A major consideration when choosing freshwater fish is its origin. North America’s lakes, rivers and streams host myriad fish species. While the Environmental Protection Agency has released pointed mercury advisories for some saltwater fish, advisories aren’t as cut and dried for freshwater fish. For those eating fish from freshwater sources, recommendations regarding local contamination levels provide the most important information about fish safety, including recommendations about how much it’s safe to consume. The EPA also provides extensive regional maps for determining levels of contaminants such as mercury, polychlorinated biphenyl and dioxin in waterways. Local advisories can be found through state departments of health or department of environmental conservation websites.

Freshwater Fish in the Kitchen

With little nutrient variability and a generally even cost at the seafood counter, the taste and texture of freshwater fish may well be the deciding factor for choosing these species over their saltier counterparts. While ocean seafood often lives up to its “fishy” descriptor, the salty, briny taste is avoidable with freshwater fish.

Thin, delicate freshwater perch tastes great when cooked over medium heat with lemon, sesame seeds and a splash of soy sauce. Like all light fish, it easily absorbs flavors yet retains its own subtle milky taste. In the U.S., perch is known by the name “walleye” when it is found in clear, cool lakes and rivers. “Sauger,” another type of perch, is found in lakes and silty rivers. Sauger is the smaller of the two and will often weigh less than 2 pounds, while walleye can grow to almost 3 feet.

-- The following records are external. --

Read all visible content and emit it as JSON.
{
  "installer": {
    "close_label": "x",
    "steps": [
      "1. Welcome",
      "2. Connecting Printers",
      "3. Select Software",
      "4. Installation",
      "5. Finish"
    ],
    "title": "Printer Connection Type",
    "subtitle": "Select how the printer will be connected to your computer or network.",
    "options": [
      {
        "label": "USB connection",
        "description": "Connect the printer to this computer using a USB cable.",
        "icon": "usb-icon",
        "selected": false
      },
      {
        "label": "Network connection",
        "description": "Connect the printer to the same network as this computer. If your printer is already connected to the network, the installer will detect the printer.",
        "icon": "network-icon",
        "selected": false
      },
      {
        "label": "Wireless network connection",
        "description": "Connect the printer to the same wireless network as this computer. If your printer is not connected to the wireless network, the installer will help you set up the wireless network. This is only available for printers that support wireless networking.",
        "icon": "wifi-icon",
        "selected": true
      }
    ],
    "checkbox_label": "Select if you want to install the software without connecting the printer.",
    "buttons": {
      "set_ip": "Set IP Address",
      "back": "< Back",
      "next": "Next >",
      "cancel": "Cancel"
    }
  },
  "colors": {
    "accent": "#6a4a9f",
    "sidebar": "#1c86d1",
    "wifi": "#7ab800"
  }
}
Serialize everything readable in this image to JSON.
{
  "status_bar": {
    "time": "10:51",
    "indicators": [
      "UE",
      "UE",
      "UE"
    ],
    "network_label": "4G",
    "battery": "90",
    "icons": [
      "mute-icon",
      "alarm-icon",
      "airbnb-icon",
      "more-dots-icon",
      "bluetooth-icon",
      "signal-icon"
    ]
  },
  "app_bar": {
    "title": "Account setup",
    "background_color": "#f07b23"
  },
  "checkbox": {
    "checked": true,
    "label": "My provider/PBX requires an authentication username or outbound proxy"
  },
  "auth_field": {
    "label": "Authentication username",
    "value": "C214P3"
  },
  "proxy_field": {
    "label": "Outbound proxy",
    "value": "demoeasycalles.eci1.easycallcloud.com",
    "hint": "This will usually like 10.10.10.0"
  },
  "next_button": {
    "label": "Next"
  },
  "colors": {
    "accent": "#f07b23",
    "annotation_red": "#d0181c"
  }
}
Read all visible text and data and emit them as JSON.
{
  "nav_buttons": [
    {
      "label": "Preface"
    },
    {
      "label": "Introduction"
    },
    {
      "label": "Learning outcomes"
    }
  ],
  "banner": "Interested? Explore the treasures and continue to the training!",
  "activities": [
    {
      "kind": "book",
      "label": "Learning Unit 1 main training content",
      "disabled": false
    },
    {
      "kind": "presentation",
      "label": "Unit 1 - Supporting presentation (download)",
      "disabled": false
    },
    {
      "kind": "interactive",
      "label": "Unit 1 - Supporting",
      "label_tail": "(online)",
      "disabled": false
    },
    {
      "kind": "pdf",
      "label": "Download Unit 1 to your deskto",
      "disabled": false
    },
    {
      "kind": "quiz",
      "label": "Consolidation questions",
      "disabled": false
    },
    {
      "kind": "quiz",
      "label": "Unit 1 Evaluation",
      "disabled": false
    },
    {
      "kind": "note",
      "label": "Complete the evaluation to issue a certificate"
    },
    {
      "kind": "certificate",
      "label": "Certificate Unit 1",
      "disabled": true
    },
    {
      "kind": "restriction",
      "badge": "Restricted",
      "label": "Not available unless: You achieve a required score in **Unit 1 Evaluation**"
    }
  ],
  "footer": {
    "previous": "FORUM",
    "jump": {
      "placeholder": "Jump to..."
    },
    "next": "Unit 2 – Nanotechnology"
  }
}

Heavier and more robust is the freshwater bass. Even without seasoning, bass has a richness that feels fatty and decadent. A thick glaze, sauce or crusting of bread crumbs all work well baked onto this fish. Oily salmon stands up to grilling, baking and other dry-heat cooking methods. Because of its fat concentration, salmon has the highest calories per serving of freshwater fish.

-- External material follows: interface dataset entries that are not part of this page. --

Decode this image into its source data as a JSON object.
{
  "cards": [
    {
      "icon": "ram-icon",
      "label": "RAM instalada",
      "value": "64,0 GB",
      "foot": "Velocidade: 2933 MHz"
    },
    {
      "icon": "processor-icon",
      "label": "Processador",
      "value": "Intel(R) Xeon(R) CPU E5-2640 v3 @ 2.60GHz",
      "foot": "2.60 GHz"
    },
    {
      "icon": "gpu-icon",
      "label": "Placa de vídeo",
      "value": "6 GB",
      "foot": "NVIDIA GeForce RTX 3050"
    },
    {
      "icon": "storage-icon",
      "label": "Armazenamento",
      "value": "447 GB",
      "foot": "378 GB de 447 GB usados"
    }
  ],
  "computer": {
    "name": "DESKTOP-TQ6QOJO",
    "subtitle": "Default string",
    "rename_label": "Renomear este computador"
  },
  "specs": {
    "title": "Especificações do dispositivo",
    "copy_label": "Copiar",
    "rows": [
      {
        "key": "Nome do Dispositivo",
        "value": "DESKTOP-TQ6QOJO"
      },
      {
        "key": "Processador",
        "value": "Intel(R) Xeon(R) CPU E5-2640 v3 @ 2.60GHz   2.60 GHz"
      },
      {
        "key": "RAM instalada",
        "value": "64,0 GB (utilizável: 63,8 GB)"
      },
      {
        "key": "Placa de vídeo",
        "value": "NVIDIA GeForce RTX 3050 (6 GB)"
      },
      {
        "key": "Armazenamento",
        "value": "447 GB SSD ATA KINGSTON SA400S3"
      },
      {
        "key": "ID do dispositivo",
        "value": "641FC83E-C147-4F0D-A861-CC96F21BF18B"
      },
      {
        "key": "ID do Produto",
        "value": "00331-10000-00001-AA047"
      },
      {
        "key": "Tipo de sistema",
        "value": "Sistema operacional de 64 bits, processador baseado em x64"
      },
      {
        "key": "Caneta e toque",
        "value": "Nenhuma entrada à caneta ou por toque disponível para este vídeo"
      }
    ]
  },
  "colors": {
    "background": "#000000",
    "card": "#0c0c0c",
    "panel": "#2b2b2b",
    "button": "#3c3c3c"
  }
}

A relative of salmon, trout is another popular freshwater fish. Rainbow trout fares best in cold water and usually lives in lakes and streams. Lake trout are larger and prefer even colder water. Flaky yet substantial, this fish can be grilled with a simple black pepper rub or stand up to a richer sauce without losing its refined quality.

Mild-flavored, versatile white fish is found in lakes and streams across the country. Often found smoked or frozen, white fish also can be baked or grilled.

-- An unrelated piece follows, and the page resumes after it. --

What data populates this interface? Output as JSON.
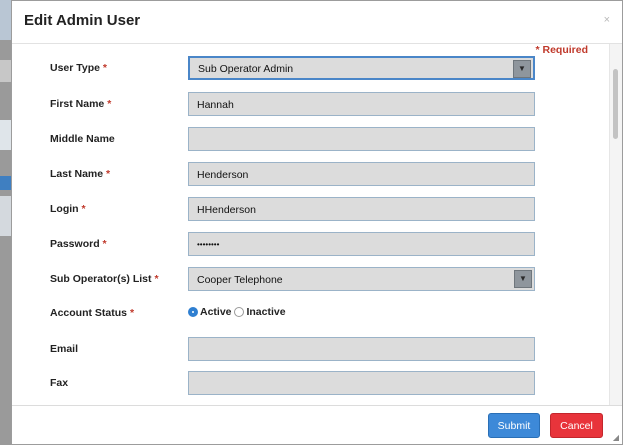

Freshwater smelt are small, oily fish with a mild flavor. These fish are often eaten whole (including with bones) and frequently are battered or lightly coated with flour and pan fried.

When choosing fish, use all of your senses to ensure you are getting the freshest fare. The scent should be noticeable but not overpowering. The flesh should look milky and vibrant, not dull, and it should spring back into place after it’s pressed. Forming a relationship with a fishmonger is a good way to learn more about where seafood comes from and to get tips for preparing different types of fish.

Garlic, Ginger and Coconut-Encrusted White Fish

Recipe developed by Jessica Corwin, MPH, RDN

Cooking spray
1 pound white fish fillet (or two 8-ounce fillets)
¼ teaspoon ground ginger
¼ teaspoon garlic powder
¼ teaspoon salt
1/8 teaspoon freshly ground black pepper
3 tablespoons whole-grain flour
2 egg whites
4 ounces walnuts, crushed
½ cup unsweetened coconut
1 teaspoon lemon juice
1 teaspoon brown sugar
2 teaspoons fresh parsley, chopped (optional)


  1. Preheat oven to 400°F. Lightly coat an 8 x 8-inch glass baking dish with nonstick cooking spray.
  2. In a small bowl, combine ginger, garlic, salt and pepper; season white fish with spice mixture. Using two dinner plates or wide dishes, add flour to one and egg whites to the other. Dredge each fillet first in the flour, then in the egg mixture. Place fillet in a baking dish.* Sprinkle crushed walnuts and coconut on top of the fillet, pressing these ingredients gently onto the fillet to make them stick. Top with a sprinkle of brown sugar and a splash of fresh lemon juice. Bake 12 to 15 minutes or until the fish begins to flake with a fork or reaches the internal temperature of 145°F. Top with a sprinkle of fresh parsley and serve immediately. Serves 4.

* If the fillet has thin ends, fold them under to create a more even thickness for cooking.

Laura Sugarwala